K-type Connections This connection type, where two branch members intersect the chord member at the same point, can be specified to be “gapped” or “overlapped.” A gapped connection, which is less expensive, allows for a gap between the branch members where they intersect the top face of the chord. Thus branch welding can occur independently and only one bevel cut of each branch member is required. The gap also provides a small amount of fit-up tolerance and allows the truss to be tack welded and entirely assembled prior to final welding to ensure correct fit-up. If the branch members overlap partially or fully, a stronger joint is achieved but it comes at a significant increased fabrication complexity and cost. These connections should only be considered when branch loads are so large they require load transfer directly between branches, not just through the chord.
CJP Welds CJP welds are generally not required and should be avoided in truss-type connections.
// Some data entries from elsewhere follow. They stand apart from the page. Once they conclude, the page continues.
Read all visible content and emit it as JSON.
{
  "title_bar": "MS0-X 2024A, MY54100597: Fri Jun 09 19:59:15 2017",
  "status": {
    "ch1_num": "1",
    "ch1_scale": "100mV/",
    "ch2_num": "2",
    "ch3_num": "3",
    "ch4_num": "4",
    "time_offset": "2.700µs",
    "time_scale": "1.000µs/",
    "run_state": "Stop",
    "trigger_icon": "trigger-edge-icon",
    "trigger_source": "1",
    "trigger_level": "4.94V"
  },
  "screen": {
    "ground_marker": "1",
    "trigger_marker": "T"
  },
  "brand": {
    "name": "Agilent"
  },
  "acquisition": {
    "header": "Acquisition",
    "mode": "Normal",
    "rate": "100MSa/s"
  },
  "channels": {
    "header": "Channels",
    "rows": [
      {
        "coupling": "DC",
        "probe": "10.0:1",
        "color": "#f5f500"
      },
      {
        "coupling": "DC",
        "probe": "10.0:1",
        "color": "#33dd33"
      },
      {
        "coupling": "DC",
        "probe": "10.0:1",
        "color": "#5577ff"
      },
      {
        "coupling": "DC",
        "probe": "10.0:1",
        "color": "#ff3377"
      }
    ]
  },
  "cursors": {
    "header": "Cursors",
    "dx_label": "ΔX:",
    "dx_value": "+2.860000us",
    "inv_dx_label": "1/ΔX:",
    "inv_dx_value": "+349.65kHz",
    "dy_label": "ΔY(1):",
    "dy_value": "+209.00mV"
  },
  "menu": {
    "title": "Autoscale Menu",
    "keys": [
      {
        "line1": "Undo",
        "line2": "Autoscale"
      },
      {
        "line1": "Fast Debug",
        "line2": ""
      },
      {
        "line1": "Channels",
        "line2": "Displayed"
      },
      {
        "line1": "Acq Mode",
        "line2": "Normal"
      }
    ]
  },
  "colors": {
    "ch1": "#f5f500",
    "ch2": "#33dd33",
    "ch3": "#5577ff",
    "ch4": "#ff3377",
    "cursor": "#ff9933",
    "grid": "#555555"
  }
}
In an HSS-to-HSS connection, backing cannot be used for a CJP weld due to the lack of access to the inside of the tube unless the connection occurs at the member end. CJP welds made without backing require special fit-up, special inspection procedures and welder pre-qualification. It is usually possible to develop the required connection strength using fillet or PJP welds.
When designing with HSS, it is good practice to consider connection requirements when sizing HSS members, whether you are designing the connections or delegating the work. By considering HSS connections while sizing members, a designer will find that fillet welds and connections to the face of HSS columns will generally be adequate for typical joints. Specifying the quick answer will always cost the project big bucks in the end.